WORK TO COMPLETE:
Copy each line below in which the word "icon" occurs.

Items listed in a dataset:
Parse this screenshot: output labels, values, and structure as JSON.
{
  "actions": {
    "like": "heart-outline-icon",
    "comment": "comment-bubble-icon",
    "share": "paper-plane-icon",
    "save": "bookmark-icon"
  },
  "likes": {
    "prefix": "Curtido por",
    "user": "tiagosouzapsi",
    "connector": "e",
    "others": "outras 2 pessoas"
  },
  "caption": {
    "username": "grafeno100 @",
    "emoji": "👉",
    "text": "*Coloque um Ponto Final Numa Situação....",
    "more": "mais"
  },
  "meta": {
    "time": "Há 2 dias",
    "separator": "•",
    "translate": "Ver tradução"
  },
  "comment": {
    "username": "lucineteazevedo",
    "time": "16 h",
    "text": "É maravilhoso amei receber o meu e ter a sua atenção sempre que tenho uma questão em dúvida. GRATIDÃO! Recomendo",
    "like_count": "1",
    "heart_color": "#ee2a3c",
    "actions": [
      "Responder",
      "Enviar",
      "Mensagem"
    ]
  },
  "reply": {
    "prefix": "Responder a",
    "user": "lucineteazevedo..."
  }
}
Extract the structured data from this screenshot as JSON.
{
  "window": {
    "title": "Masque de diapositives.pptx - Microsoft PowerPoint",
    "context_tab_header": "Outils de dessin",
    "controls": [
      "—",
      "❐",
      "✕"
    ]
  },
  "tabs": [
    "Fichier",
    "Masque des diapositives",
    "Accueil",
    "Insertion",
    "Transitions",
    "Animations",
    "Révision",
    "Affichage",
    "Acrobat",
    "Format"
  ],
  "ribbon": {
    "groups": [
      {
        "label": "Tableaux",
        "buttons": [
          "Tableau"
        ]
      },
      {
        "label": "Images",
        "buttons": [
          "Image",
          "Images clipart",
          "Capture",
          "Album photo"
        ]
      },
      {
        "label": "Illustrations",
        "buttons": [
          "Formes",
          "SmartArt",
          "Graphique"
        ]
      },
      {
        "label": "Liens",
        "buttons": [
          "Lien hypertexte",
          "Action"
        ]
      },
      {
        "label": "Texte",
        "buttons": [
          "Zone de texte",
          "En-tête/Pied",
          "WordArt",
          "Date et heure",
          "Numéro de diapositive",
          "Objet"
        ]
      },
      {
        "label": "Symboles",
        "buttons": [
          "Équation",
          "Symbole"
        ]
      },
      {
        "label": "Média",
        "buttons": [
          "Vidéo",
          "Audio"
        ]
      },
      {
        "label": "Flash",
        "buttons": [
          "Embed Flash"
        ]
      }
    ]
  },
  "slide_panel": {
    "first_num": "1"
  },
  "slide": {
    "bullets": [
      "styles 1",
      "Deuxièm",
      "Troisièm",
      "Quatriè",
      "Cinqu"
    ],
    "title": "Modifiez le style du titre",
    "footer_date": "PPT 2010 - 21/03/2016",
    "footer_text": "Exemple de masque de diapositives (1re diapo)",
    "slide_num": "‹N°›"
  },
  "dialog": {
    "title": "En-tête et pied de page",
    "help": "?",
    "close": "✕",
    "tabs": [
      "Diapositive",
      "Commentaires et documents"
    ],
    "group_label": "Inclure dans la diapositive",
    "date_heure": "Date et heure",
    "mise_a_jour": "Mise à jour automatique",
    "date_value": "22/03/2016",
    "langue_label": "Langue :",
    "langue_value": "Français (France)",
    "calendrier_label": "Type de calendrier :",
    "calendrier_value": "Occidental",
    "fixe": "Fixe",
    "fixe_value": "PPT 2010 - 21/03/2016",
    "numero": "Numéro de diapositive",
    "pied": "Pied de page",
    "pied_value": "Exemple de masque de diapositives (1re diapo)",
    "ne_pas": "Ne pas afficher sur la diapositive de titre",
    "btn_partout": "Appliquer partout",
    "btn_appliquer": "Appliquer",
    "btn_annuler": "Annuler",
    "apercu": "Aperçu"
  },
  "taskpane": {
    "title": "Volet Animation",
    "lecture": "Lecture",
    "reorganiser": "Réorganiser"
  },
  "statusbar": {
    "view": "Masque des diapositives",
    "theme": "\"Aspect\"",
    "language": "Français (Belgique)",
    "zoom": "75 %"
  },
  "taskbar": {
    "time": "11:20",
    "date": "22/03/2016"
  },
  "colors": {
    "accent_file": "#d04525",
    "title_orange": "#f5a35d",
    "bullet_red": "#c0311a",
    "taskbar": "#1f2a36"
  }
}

RESULT BELOW:
    "like": "heart-outline-icon",
    "comment": "comment-bubble-icon",
    "share": "paper-plane-icon",
    "save": "bookmark-icon"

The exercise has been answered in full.